> **The task**: Reproduce the data below in full. Nothing should differ from the original.

> **Stored data**:
◇ ◇ ◇ ◇

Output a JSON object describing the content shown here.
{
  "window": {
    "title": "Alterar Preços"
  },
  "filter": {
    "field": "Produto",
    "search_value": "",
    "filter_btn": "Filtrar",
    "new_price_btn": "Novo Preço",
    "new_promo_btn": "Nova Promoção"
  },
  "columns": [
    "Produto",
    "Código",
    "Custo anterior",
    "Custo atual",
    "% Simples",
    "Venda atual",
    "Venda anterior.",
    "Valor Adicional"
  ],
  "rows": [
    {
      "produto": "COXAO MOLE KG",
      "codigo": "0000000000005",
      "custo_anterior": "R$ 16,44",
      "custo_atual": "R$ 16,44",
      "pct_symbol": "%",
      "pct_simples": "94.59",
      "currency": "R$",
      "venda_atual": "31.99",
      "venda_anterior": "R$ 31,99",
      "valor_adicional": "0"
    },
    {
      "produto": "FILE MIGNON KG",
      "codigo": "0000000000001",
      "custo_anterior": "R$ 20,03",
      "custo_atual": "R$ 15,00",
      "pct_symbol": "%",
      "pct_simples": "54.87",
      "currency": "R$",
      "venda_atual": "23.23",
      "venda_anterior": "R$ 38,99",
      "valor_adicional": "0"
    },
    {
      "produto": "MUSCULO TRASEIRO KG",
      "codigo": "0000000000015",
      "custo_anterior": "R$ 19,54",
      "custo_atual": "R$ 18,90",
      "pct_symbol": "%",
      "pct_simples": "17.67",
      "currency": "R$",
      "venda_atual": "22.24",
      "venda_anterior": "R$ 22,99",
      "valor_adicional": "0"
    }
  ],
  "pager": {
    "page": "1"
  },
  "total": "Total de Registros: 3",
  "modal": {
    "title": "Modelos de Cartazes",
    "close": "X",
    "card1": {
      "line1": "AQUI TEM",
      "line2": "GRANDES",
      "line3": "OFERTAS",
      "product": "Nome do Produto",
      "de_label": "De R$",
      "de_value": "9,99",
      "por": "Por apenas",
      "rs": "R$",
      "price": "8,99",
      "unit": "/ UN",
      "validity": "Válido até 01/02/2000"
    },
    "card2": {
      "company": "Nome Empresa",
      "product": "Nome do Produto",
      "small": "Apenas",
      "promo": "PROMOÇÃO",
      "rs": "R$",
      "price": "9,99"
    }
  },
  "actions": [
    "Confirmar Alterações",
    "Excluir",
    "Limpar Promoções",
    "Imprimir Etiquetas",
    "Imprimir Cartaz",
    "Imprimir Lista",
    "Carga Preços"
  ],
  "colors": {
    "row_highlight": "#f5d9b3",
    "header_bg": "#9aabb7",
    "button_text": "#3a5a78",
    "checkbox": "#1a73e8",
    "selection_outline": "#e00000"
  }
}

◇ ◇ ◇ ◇

> **Output below**:
Output a JSON object describing the content shown here.
{
  "window": {
    "title": "Alterar Preços"
  },
  "filter": {
    "field": "Produto",
    "search_value": "",
    "filter_btn": "Filtrar",
    "new_price_btn": "Novo Preço",
    "new_promo_btn": "Nova Promoção"
  },
  "columns": [
    "Produto",
    "Código",
    "Custo anterior",
    "Custo atual",
    "% Simples",
    "Venda atual",
    "Venda anterior.",
    "Valor Adicional"
  ],
  "rows": [
    {
      "produto": "COXAO MOLE KG",
      "codigo": "0000000000005",
      "custo_anterior": "R$ 16,44",
      "custo_atual": "R$ 16,44",
      "pct_symbol": "%",
      "pct_simples": "94.59",
      "currency": "R$",
      "venda_atual": "31.99",
      "venda_anterior": "R$ 31,99",
      "valor_adicional": "0"
    },
    {
      "produto": "FILE MIGNON KG",
      "codigo": "0000000000001",
      "custo_anterior": "R$ 20,03",
      "custo_atual": "R$ 15,00",
      "pct_symbol": "%",
      "pct_simples": "54.87",
      "currency": "R$",
      "venda_atual": "23.23",
      "venda_anterior": "R$ 38,99",
      "valor_adicional": "0"
    },
    {
      "produto": "MUSCULO TRASEIRO KG",
      "codigo": "0000000000015",
      "custo_anterior": "R$ 19,54",
      "custo_atual": "R$ 18,90",
      "pct_symbol": "%",
      "pct_simples": "17.67",
      "currency": "R$",
      "venda_atual": "22.24",
      "venda_anterior": "R$ 22,99",
      "valor_adicional": "0"
    }
  ],
  "pager": {
    "page": "1"
  },
  "total": "Total de Registros: 3",
  "modal": {
    "title": "Modelos de Cartazes",
    "close": "X",
    "card1": {
      "line1": "AQUI TEM",
      "line2": "GRANDES",
      "line3": "OFERTAS",
      "product": "Nome do Produto",
      "de_label": "De R$",
      "de_value": "9,99",
      "por": "Por apenas",
      "rs": "R$",
      "price": "8,99",
      "unit": "/ UN",
      "validity": "Válido até 01/02/2000"
    },
    "card2": {
      "company": "Nome Empresa",
      "product": "Nome do Produto",
      "small": "Apenas",
      "promo": "PROMOÇÃO",
      "rs": "R$",
      "price": "9,99"
    }
  },
  "actions": [
    "Confirmar Alterações",
    "Excluir",
    "Limpar Promoções",
    "Imprimir Etiquetas",
    "Imprimir Cartaz",
    "Imprimir Lista",
    "Carga Preços"
  ],
  "colors": {
    "row_highlight": "#f5d9b3",
    "header_bg": "#9aabb7",
    "button_text": "#3a5a78",
    "checkbox": "#1a73e8",
    "selection_outline": "#e00000"
  }
}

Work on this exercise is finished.